··· Records supplied

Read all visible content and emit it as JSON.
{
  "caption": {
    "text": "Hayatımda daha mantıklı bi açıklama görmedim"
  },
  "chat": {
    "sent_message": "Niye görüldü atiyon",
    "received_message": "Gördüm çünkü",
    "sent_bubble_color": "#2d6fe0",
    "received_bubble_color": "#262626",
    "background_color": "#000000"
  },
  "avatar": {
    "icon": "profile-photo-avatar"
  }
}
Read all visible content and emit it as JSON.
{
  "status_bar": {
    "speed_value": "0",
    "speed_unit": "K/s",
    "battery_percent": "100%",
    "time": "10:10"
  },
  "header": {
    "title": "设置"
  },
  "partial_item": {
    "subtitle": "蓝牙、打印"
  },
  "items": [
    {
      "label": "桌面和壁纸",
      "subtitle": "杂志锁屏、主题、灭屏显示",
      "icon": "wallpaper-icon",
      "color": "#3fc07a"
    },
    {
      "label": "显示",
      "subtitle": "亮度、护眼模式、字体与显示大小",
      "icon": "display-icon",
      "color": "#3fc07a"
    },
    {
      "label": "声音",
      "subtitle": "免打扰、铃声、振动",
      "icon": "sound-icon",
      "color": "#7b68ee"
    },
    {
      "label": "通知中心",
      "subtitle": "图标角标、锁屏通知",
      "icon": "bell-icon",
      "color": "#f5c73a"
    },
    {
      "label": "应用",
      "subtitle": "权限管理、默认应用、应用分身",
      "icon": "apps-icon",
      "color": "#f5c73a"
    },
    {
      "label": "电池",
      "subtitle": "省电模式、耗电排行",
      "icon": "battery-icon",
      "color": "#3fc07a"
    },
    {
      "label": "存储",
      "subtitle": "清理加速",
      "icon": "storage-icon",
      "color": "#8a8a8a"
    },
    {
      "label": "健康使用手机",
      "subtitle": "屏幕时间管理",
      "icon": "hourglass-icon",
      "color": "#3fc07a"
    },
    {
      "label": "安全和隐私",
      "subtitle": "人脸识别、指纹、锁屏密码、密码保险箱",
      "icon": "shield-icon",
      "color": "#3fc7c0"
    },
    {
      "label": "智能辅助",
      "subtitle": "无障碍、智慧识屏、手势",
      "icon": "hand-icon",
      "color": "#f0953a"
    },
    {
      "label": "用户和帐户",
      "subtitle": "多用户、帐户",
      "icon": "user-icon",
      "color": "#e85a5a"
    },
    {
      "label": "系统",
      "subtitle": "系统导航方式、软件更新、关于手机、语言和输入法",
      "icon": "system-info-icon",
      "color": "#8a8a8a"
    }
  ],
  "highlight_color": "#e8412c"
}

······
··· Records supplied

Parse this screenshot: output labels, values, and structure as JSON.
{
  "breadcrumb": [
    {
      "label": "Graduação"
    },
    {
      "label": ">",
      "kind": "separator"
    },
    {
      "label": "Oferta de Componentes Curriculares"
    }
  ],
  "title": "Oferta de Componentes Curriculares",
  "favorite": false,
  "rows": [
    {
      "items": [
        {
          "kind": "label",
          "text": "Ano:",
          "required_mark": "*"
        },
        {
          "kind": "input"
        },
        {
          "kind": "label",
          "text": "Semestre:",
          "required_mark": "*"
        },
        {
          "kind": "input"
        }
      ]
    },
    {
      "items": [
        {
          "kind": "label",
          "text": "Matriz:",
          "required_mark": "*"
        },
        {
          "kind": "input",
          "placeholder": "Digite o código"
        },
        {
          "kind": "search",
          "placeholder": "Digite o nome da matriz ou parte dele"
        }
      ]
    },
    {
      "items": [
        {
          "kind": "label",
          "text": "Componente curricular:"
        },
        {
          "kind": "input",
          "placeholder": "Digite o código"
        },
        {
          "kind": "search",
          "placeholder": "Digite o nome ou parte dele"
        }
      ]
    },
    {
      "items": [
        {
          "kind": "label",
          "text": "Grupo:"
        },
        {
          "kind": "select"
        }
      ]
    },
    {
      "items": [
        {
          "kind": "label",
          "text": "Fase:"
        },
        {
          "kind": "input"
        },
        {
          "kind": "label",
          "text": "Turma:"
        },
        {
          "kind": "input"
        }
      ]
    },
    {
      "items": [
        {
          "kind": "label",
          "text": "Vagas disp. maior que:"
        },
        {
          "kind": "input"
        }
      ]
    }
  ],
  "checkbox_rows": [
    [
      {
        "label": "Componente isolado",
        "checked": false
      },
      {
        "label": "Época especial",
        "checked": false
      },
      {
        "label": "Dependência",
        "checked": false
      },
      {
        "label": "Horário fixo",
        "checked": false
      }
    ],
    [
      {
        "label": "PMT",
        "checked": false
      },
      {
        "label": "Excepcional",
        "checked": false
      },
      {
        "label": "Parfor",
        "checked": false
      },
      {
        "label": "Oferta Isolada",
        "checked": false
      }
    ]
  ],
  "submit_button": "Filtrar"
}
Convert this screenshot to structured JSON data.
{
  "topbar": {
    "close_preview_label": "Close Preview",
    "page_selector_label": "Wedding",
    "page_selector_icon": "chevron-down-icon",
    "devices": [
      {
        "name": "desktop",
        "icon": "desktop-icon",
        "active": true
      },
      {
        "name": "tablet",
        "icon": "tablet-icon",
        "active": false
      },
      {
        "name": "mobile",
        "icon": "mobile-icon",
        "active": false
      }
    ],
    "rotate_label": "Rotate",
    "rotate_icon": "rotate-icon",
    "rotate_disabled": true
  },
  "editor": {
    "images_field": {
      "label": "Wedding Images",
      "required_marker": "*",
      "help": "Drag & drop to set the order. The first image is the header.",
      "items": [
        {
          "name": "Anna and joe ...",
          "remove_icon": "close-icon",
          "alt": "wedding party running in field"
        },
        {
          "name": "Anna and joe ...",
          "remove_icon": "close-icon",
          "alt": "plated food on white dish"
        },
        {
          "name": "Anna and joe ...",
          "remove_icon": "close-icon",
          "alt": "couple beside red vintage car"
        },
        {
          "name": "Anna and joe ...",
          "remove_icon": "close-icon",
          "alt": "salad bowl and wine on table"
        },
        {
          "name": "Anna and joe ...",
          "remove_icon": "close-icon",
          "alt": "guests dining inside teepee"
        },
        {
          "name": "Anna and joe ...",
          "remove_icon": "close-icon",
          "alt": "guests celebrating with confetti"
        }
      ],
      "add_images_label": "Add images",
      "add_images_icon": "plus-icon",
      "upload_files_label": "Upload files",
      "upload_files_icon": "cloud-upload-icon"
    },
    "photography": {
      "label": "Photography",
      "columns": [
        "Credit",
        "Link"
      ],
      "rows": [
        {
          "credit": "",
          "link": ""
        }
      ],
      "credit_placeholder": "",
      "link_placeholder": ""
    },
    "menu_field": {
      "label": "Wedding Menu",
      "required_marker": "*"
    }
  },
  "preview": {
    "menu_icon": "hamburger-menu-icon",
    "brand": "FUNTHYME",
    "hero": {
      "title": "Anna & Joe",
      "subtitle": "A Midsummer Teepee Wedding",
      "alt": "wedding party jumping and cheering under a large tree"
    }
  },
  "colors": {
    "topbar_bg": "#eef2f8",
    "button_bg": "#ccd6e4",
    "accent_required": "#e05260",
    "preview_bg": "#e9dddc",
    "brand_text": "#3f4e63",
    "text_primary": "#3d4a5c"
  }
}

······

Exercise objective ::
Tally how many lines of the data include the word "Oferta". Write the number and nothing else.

Solution to this problem ::
3